Record Display for the EPA National Library Catalog

RECORD NUMBER: 673 OF 4531

OLS Field Name OLS Field Data
Main Title Environmental Impact and Benefits Assessment for Proposed Effluent Guidelines and Standards for the Construction and Development Category.
CORP Author Environmental Protection Agency, Washington, DC. Office of Water.
Year Published 2008
Report Number EPA/821/R-08/009
Stock Number PB2009-104593
Additional Subjects Environmental impacts ; Effluents ; Construction ; Standards ; Soils ; Stormwater runoff ; Erosion ; Pollutants ; Surface waters ; Sediments ; Metals ; Nutrients ; Polycylic armoatic hydrocarbons ; Toxic substances ; Pesticides ; Contamination ; Discharge(Water) ; Solid wastes
Holdings
Library Call Number Additional Info Location Last
Modified
Checkout
Status
NTIS  PB2009-104593 Most EPA libraries have a fiche copy filed under the call number shown. Check with individual libraries about paper copy. NTIS 05/12/2010
Collation 253p
Abstract
The nature of construction activities is to change, often significantly, many elements of the natural environment. Construction activities typically include clearing the land of vegetation, excavating earth, and compacting soil, all of which lead to increased stormwater runoff and higher erosion rates. Construction activities currently affect approximately 590,000 acres in the conterminous United States each year (USEPA, 2008c). Construction site discharges have been documented to increase the loadings of pollutants to surface waters. The most prominent and widespread pollutant is sediment. The level of sediment is often identified through the measurement of other pollutants in the water body, most notably turbidity, suspended solids, total suspended solids (TSS), suspended sediment concentration (SSC), or settleable solids. Other documented pollutants include metals, nutrients, and polycyclic aromatic hydrocarbons (PAHs). These pollutants can derive from construction equipment and materials or from contamination of a site prior to the start of construction activity.
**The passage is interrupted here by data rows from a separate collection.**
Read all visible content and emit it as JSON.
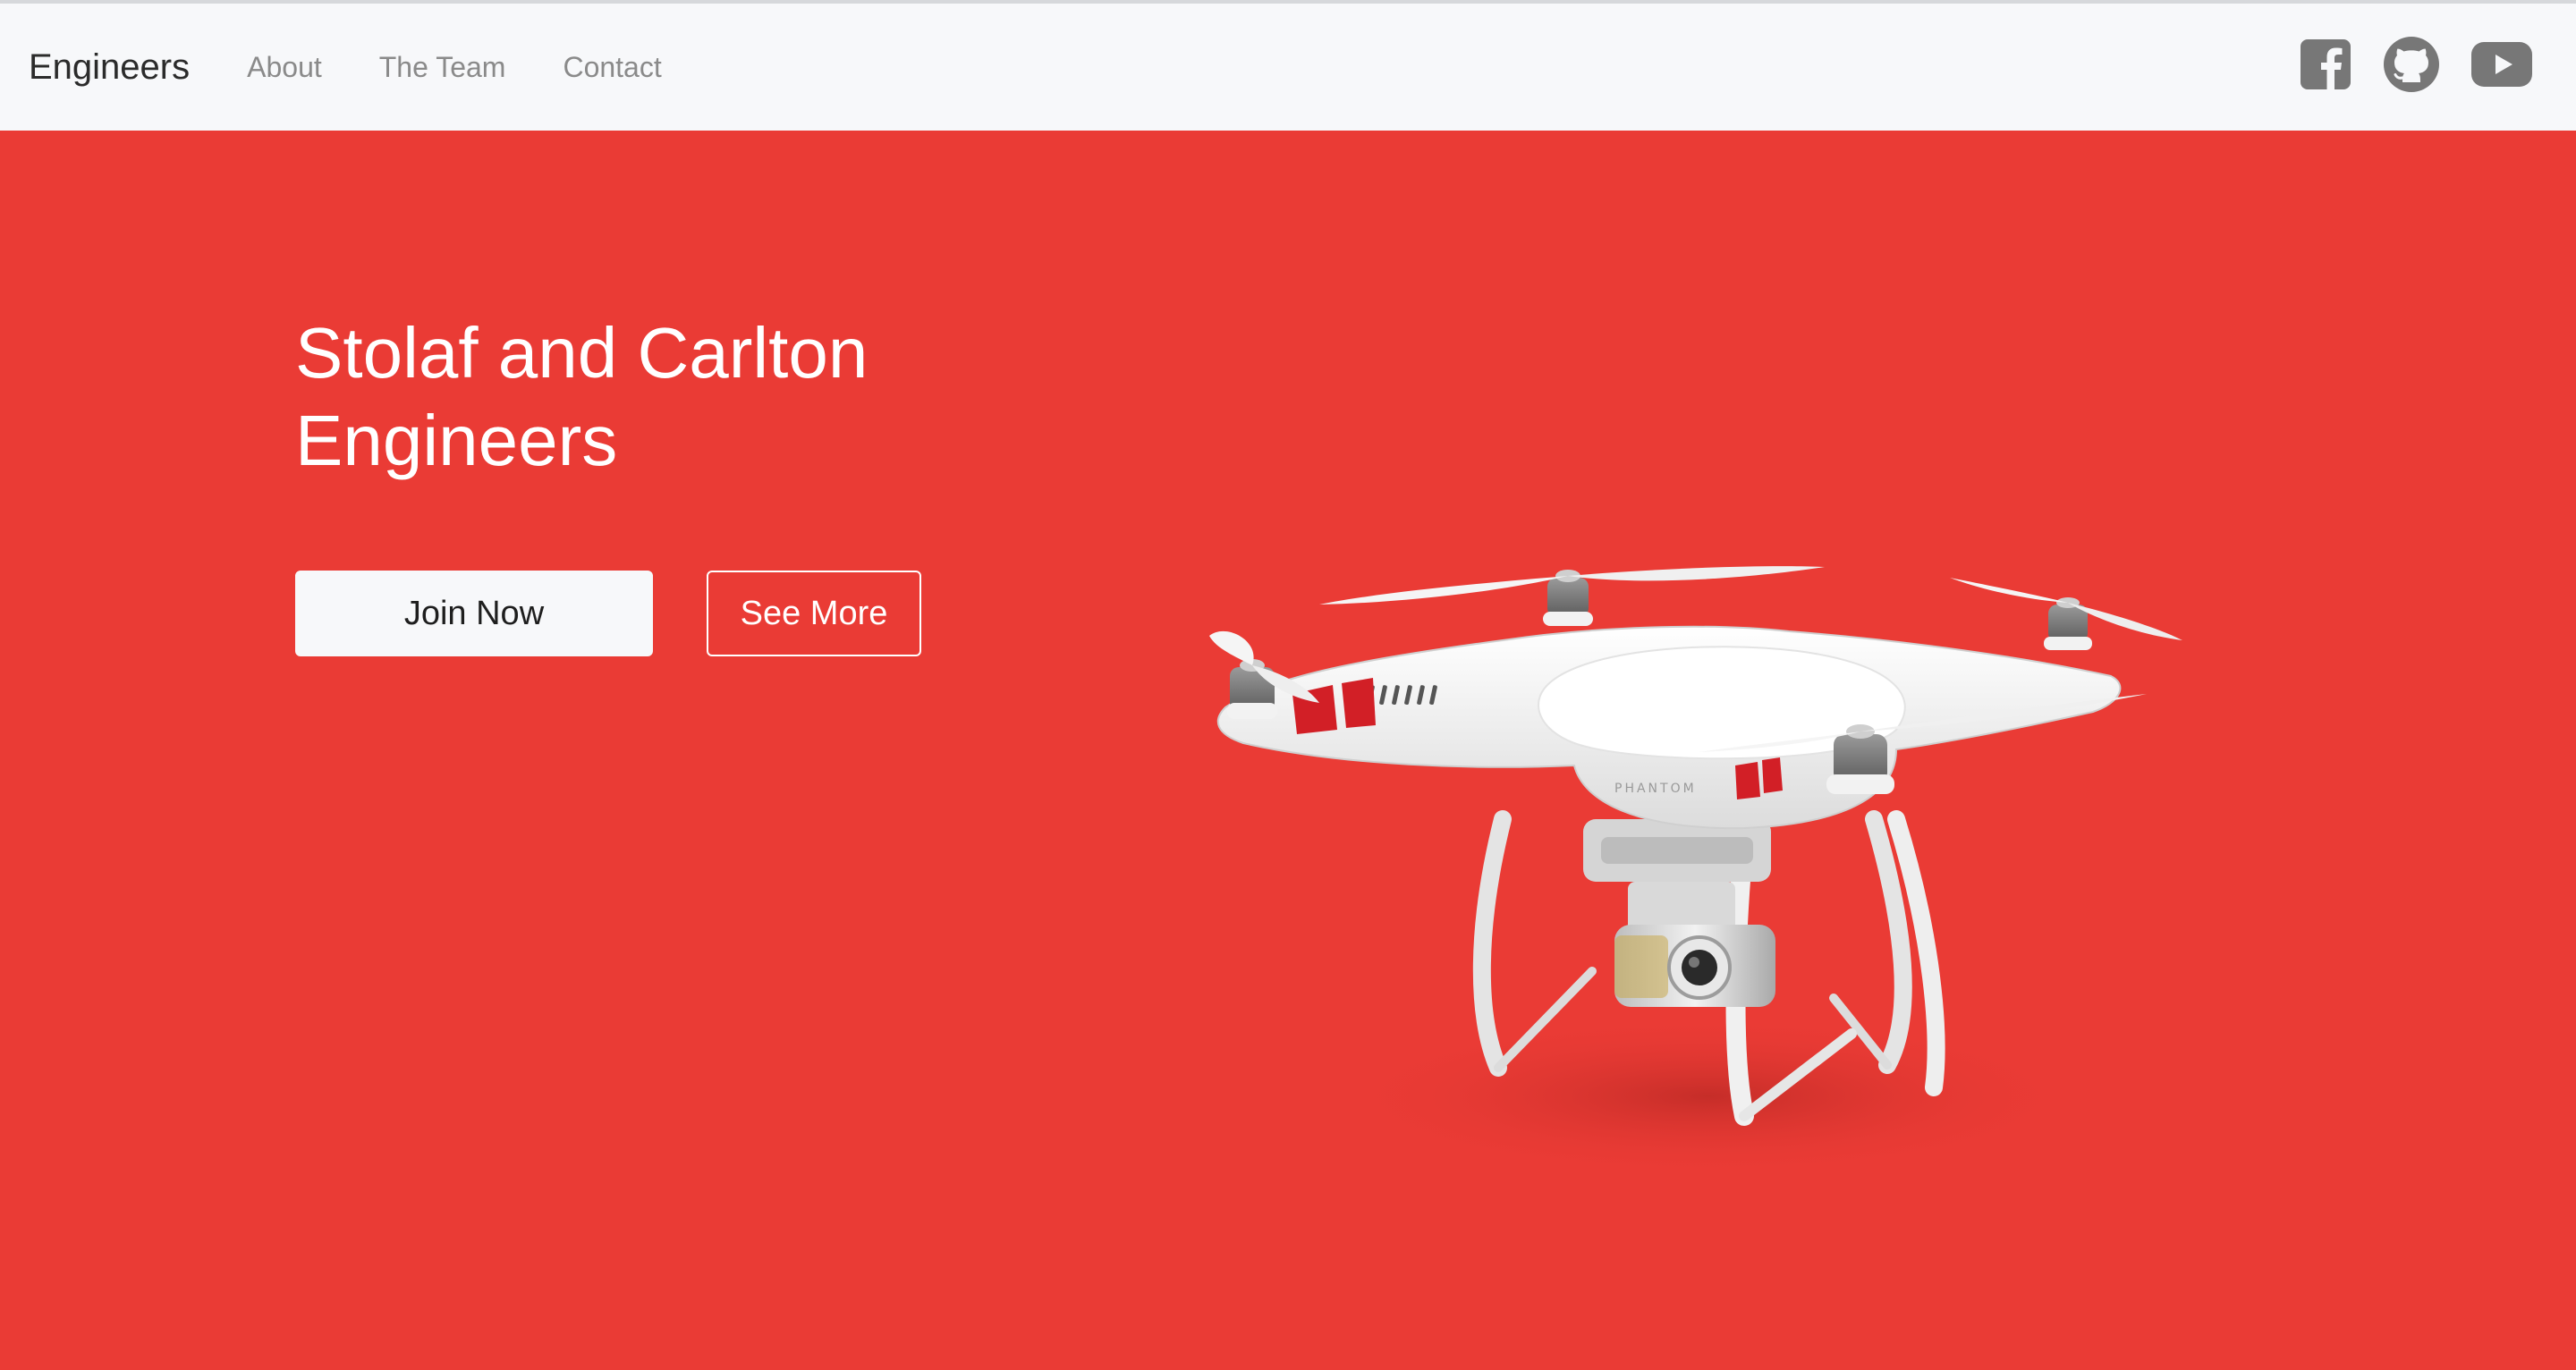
{
  "nav": {
    "brand": "Engineers",
    "links": [
      "About",
      "The Team",
      "Contact"
    ],
    "social_icons": [
      "facebook-icon",
      "github-icon",
      "youtube-icon"
    ]
  },
  "hero": {
    "title_line1": "Stolaf and Carlton",
    "title_line2": "Engineers",
    "primary_button": "Join Now",
    "secondary_button": "See More",
    "image": "drone-image",
    "drone_label": "PHANTOM"
  },
  "colors": {
    "hero_background": "#ea3b35",
    "navbar_background": "#f7f8fa",
    "icon_gray": "#777777"
  }
}
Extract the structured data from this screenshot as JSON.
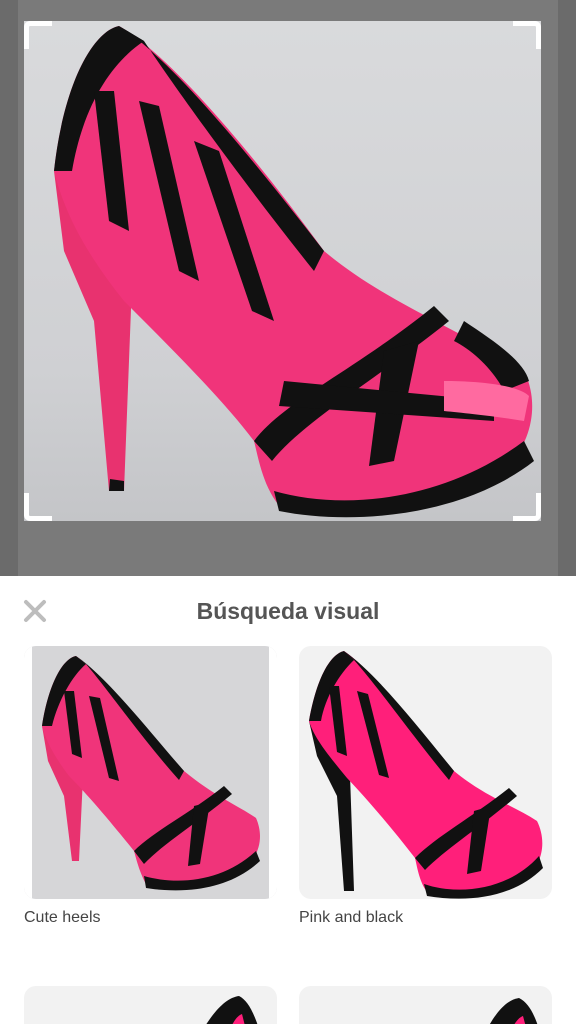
{
  "sheet": {
    "title": "Búsqueda visual",
    "close_icon": "close-icon"
  },
  "results": [
    {
      "label": "Cute heels",
      "image": "pink-black-heel"
    },
    {
      "label": "Pink and black",
      "image": "pink-black-heel-white-bg"
    },
    {
      "label": "",
      "image": "heel-partial"
    },
    {
      "label": "",
      "image": "heel-partial"
    }
  ],
  "colors": {
    "shoe_pink": "#f0347a",
    "shoe_black": "#111111",
    "sheet_background": "#ffffff",
    "title_text": "#555555"
  }
}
Other possible pollutants include pesticides, other toxic organics, and materials that exert biological oxygen demand (BOD) in surface waters. Construction activities mobilize these pollutants when they disturb soil and increase stormwater runoff within and from a site, making the pollutants available for discharge to surface waters.